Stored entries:
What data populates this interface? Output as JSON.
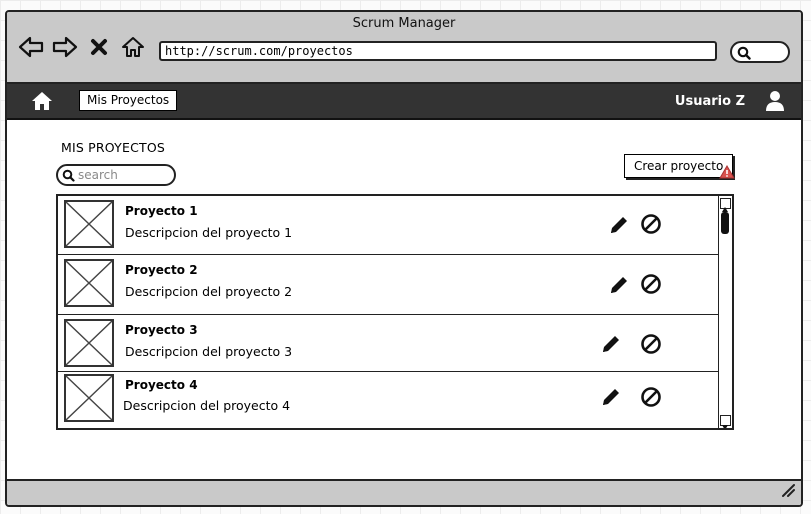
{
  "window": {
    "title": "Scrum Manager"
  },
  "browser": {
    "url": "http://scrum.com/proyectos",
    "icons": [
      "back-arrow-icon",
      "forward-arrow-icon",
      "close-icon",
      "home-outline-icon",
      "search-icon"
    ]
  },
  "navbar": {
    "tab_label": "Mis Proyectos",
    "user_name": "Usuario Z",
    "icons": [
      "home-icon",
      "user-icon"
    ]
  },
  "main": {
    "title": "MIS PROYECTOS",
    "search_placeholder": "search",
    "create_button": "Crear proyecto",
    "projects": [
      {
        "name": "Proyecto 1",
        "description": "Descripcion del proyecto 1"
      },
      {
        "name": "Proyecto 2",
        "description": "Descripcion del proyecto 2"
      },
      {
        "name": "Proyecto 3",
        "description": "Descripcion del proyecto 3"
      },
      {
        "name": "Proyecto 4",
        "description": "Descripcion del proyecto 4"
      }
    ],
    "row_icons": [
      "edit-pencil-icon",
      "block-icon"
    ]
  },
  "colors": {
    "navbar": "#333333",
    "chrome": "#c9c9c9",
    "warning": "#d9534f"
  }
}
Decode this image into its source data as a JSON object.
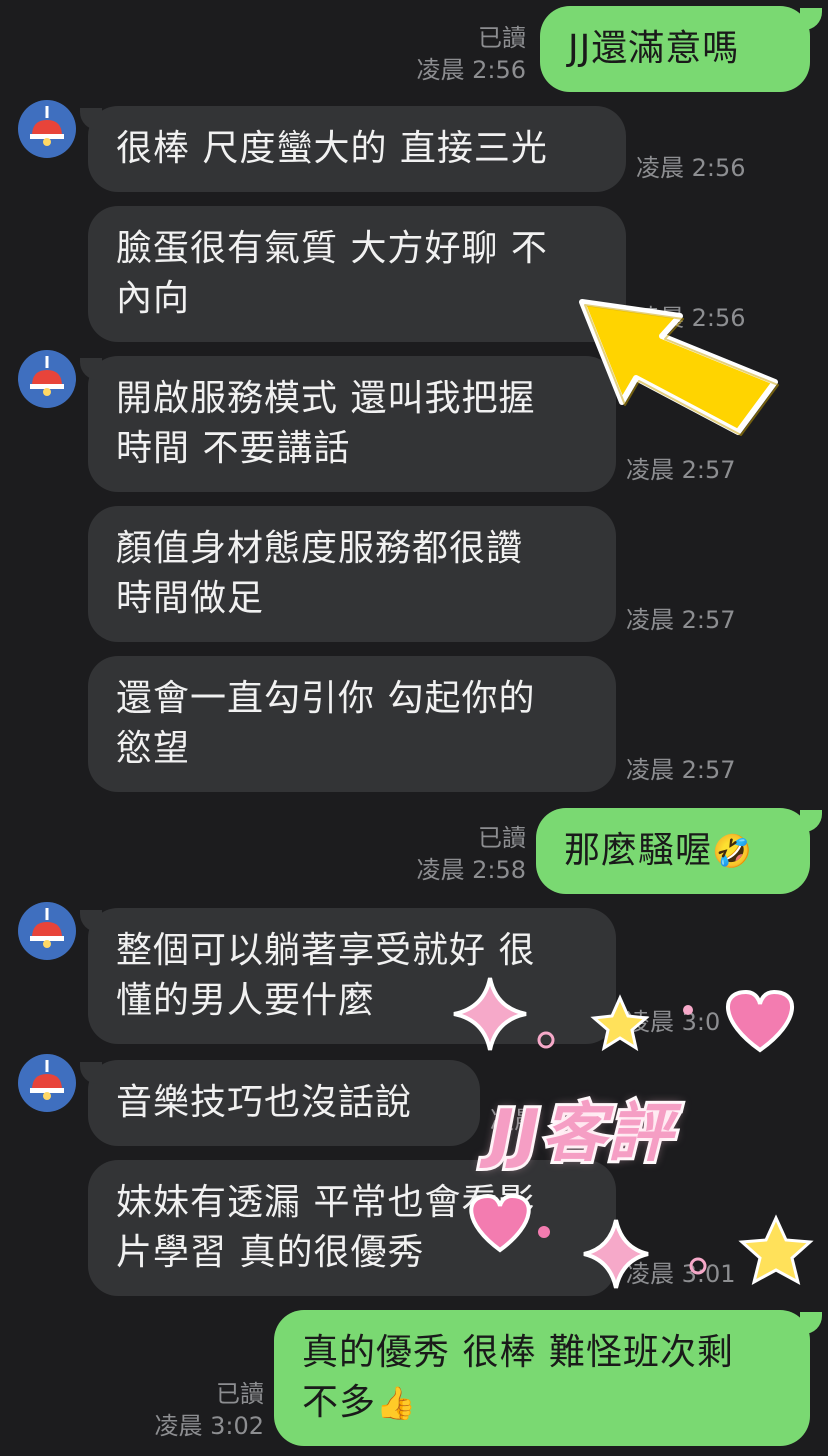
{
  "messages": [
    {
      "side": "out",
      "text": "JJ還滿意嗎",
      "read": "已讀",
      "time": "凌晨 2:56"
    },
    {
      "side": "in",
      "lines": [
        "很棒 尺度蠻大的 直接三光"
      ],
      "time": "凌晨 2:56"
    },
    {
      "side": "in",
      "lines": [
        "臉蛋很有氣質 大方好聊 不",
        "內向"
      ],
      "time": "凌晨 2:56"
    },
    {
      "side": "in",
      "lines": [
        "開啟服務模式 還叫我把握",
        "時間 不要講話"
      ],
      "time": "凌晨 2:57"
    },
    {
      "side": "in",
      "lines": [
        "顏值身材態度服務都很讚",
        "時間做足"
      ],
      "time": "凌晨 2:57"
    },
    {
      "side": "in",
      "lines": [
        "還會一直勾引你 勾起你的",
        "慾望"
      ],
      "time": "凌晨 2:57"
    },
    {
      "side": "out",
      "text": "那麼騷喔",
      "emoji": "🤣",
      "read": "已讀",
      "time": "凌晨 2:58"
    },
    {
      "side": "in",
      "lines": [
        "整個可以躺著享受就好 很",
        "懂的男人要什麼"
      ],
      "time": "凌晨 3:0"
    },
    {
      "side": "in",
      "lines": [
        "音樂技巧也沒話說"
      ],
      "time": "凌晨"
    },
    {
      "side": "in",
      "lines": [
        "妹妹有透漏 平常也會看影",
        "片學習 真的很優秀"
      ],
      "time": "凌晨 3:01"
    },
    {
      "side": "out",
      "lines": [
        "真的優秀 很棒 難怪班次剩",
        "不多"
      ],
      "emoji": "👍",
      "read": "已讀",
      "time": "凌晨 3:02"
    }
  ],
  "sticker": {
    "text": "JJ客評"
  },
  "colors": {
    "background": "#1c1c1e",
    "incoming": "#333436",
    "outgoing": "#7ad972",
    "arrow": "#ffd400"
  }
}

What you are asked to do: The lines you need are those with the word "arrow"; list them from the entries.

Output for this exercise:
      "back-arrow-icon",
      "forward-arrow-icon",
    "arrow": "#ffd400"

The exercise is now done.